Cue my sister. She’s a scientist type, in the middle of completing her Botany degree, and she has a particular interest in growing organic, non GMO food products. Top that off with her experiments in Leave-It-Alone soil, and she had an easy audience. Leave-It-Alone soil, by the way, is based on the idea that soil regenerates and sustains it’s own nutritional balance with the right combination of bacteria and composition. I’m starting a container garden with her assistance, mainly some beans for drying, and some of the vegetables I find hard to keep from rotting in the fridge. I also went grocery shopping on Friday, and picked up some interesting items that I can add to my baking. We eat a lot of baking in this house, and baking is a prime candidate for squirreling in some extra nutrition without anyone, including you, noticing. Check it out!
Applesauce – is an easy addition, as it adds moisture and sweetness, while still maintaining a bland enough texture and taste that you won’t notice it in most recipes.
Plain Yogurt – has the same tendencies as applesauce, and can be used in place of many different wet ingredients to add a boost.
Black Bean Flour – contains dietary fibre, iron, phosphorous and magnesium. It’s supposed to have an earthy flavour, so I’ll probably use it in chocolate or peanut butter baking, since they generally have a strong taste to begin with.

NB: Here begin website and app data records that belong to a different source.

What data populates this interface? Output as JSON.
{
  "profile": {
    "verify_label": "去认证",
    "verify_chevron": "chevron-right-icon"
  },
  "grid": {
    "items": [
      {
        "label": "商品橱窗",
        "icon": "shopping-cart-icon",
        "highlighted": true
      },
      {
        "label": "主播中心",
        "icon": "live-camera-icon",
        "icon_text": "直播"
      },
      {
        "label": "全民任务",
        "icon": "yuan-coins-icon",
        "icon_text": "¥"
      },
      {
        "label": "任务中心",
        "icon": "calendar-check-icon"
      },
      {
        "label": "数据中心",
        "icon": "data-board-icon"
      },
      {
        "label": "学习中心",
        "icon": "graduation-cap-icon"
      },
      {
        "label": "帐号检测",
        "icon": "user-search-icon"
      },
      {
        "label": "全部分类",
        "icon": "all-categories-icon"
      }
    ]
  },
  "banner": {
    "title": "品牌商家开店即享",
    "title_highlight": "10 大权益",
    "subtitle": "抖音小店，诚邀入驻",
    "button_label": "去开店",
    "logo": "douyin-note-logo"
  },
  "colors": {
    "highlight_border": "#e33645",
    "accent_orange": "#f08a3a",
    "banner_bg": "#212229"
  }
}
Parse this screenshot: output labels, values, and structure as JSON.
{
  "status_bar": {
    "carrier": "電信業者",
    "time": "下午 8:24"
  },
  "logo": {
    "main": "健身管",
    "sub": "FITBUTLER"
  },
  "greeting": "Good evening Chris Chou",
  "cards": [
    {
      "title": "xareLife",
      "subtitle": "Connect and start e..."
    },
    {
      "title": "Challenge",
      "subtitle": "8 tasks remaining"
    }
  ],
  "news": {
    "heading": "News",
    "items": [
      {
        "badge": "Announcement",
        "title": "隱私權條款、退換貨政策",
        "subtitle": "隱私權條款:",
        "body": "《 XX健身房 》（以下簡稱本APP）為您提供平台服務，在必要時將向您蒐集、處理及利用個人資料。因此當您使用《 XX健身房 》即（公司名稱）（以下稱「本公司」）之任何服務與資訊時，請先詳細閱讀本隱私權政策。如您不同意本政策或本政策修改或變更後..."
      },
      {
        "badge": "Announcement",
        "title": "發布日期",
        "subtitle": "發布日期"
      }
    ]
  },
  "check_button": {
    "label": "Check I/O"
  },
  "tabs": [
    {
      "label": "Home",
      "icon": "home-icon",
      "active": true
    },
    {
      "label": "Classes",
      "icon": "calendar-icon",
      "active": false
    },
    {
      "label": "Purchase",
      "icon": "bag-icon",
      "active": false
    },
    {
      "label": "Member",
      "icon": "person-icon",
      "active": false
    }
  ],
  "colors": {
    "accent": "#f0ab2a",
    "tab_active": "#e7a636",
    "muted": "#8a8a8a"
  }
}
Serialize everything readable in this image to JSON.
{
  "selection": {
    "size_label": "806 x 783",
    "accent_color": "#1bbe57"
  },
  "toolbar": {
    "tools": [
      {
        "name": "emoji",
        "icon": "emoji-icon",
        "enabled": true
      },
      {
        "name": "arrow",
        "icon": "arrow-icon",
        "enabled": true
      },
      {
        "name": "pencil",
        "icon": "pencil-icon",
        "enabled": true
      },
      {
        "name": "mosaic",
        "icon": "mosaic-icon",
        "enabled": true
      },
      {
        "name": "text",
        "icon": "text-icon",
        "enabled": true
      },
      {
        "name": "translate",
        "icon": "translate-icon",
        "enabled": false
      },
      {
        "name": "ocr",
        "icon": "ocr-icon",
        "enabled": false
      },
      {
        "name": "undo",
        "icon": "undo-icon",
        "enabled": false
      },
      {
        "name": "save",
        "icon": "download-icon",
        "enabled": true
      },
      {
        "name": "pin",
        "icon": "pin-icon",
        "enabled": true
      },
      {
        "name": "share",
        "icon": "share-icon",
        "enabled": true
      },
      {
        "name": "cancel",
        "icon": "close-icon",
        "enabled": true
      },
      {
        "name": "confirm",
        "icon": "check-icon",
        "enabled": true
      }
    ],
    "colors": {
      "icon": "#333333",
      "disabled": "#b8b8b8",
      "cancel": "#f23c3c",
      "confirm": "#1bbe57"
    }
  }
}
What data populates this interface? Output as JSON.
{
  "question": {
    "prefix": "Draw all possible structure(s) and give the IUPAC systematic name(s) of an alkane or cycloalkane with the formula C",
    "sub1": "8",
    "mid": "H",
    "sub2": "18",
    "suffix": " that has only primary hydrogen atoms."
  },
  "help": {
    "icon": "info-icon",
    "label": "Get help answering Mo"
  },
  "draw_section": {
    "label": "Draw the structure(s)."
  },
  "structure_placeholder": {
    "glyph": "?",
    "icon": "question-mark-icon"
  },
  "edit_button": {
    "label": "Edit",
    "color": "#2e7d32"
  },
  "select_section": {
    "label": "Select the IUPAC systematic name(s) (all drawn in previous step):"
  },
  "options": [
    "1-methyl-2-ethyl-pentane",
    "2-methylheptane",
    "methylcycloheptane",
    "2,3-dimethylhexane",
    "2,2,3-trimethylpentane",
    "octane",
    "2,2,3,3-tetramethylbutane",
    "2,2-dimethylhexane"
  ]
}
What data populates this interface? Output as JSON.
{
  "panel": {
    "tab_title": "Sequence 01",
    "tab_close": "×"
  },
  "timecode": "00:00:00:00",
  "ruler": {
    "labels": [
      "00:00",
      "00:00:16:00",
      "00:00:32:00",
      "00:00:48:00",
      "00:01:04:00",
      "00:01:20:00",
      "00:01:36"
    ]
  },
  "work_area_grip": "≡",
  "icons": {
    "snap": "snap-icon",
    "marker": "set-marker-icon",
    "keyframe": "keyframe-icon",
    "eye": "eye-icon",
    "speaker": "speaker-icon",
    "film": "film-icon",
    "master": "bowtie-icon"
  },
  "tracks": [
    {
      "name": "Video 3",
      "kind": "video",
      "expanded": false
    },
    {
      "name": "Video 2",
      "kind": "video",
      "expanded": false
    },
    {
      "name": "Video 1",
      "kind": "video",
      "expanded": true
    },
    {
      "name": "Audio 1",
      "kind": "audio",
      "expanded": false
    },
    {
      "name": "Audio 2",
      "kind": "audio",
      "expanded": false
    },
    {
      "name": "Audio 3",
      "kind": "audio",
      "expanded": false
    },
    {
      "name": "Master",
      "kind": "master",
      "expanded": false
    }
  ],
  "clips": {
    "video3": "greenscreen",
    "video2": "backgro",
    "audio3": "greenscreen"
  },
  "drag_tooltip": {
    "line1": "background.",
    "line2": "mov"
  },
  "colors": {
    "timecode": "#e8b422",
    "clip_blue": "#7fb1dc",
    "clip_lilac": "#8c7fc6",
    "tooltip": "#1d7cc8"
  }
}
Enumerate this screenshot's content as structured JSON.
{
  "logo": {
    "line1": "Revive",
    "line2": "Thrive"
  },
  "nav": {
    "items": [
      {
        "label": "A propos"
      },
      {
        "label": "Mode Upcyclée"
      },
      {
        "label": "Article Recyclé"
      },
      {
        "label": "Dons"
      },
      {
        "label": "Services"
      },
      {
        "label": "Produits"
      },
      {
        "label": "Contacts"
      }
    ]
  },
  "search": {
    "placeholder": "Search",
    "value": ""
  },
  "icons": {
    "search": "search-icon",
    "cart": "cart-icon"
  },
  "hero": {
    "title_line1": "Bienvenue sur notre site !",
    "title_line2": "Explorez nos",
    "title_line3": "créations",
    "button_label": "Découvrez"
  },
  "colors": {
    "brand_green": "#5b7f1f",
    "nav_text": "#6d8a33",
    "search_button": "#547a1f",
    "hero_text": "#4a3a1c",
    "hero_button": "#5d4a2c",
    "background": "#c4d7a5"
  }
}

Stablilized Rice Bran – contains 60% of the nutrients found in rice, and most of those nutrients are lost if you eat white rice, as the part of the plant rice bran is made out of gets hulled off. Brown rice is high in B vitamins, as well as a source of a couple other minerals, including iron.
Coconut Sugar – need to be careful, as they have all sorts of look-a-likes that aren’t much better for you than regular sugar. The one I found is 100% pure coconut sap. It’s got B vitamins, amino acids, and minerals, and also has the added benefit of a low glycemic index (35).
I’m planning on using little bits of these at the bottom of my regular measurements, keeping in mind that they are a bit more pricey, and I already use whole wheat flour and brown sugar instead of white flour and white sugar. I’m also experimenting with ice. Yes. Ice. Given that many vegetables lose most of their vitamin content if you boil them, and given that many vegetables have textures that can be difficult to get around, I started with Kale and broccoli stems, boiled the heck out of both, and am using the water as ice cubes. I can use those ice cubes either in juice or as a small replacement for liquids found in baking. I’m using the broccoli stems, overcooked as they are, and freezing them for addition to mashed potatoes at a later date. The mild taste of the stems should be well hidden in garlic I usually add, and being overcooked, they should be mushy enough to be of a similar texture to the taters. I also took the liberty of chopping up the broccoli tops and carrots for raw snacking, as both of them seem to be a favorite with either Biggest (who has developed a propensity for dipping them in Thousand Island dressing) or Hubby, who apparently and much to my surprise, has a fondness for chewing on raw carrot sticks. Lastly, I picked up bulk quantities of both carrots and zucchini for baking Chocolate Zucchini Loaf and Carrot Cake, both of which are a popular commodity here at the Gnomie Household. Grating and freezing both of them beforehand in appropriate baking quantities should give me a leg up on the preparation. I’m also preparing Biggest and Littlest’s lunches and snacks the night before so I’m not grabbing convenience foods.
And that, my friends, is where I stop. Lunch is ready, the child is getting restless (the Littlest is asleep), and my coffee is running low.